## [Your assignment]
Give back each entry unchanged, minus pictures.

## [Records for processing]
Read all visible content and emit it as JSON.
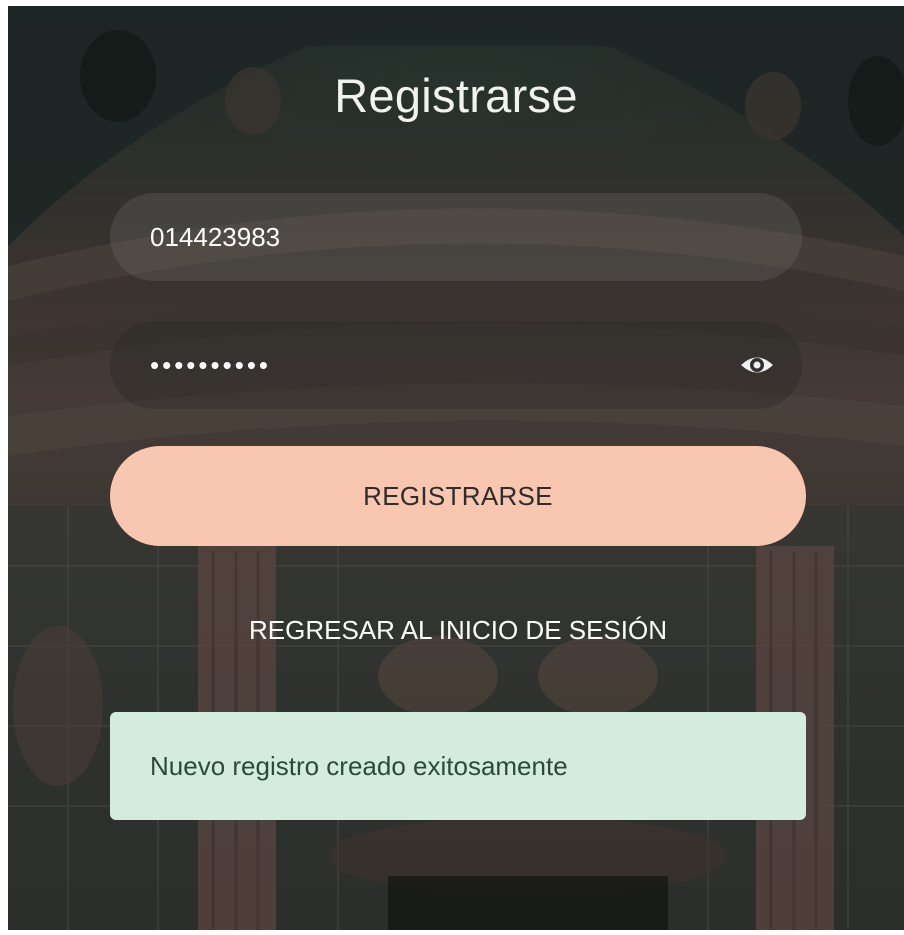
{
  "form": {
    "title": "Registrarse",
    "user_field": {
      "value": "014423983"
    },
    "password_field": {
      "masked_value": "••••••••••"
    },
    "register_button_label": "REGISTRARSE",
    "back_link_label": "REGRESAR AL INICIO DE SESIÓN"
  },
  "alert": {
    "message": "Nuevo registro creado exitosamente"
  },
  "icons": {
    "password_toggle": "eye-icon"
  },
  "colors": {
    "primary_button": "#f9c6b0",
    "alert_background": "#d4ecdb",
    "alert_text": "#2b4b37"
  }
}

## [Problem solution]
Read all visible content and emit it as JSON.
{
  "form": {
    "title": "Registrarse",
    "user_field": {
      "value": "014423983"
    },
    "password_field": {
      "masked_value": "••••••••••"
    },
    "register_button_label": "REGISTRARSE",
    "back_link_label": "REGRESAR AL INICIO DE SESIÓN"
  },
  "alert": {
    "message": "Nuevo registro creado exitosamente"
  },
  "icons": {
    "password_toggle": "eye-icon"
  },
  "colors": {
    "primary_button": "#f9c6b0",
    "alert_background": "#d4ecdb",
    "alert_text": "#2b4b37"
  }
}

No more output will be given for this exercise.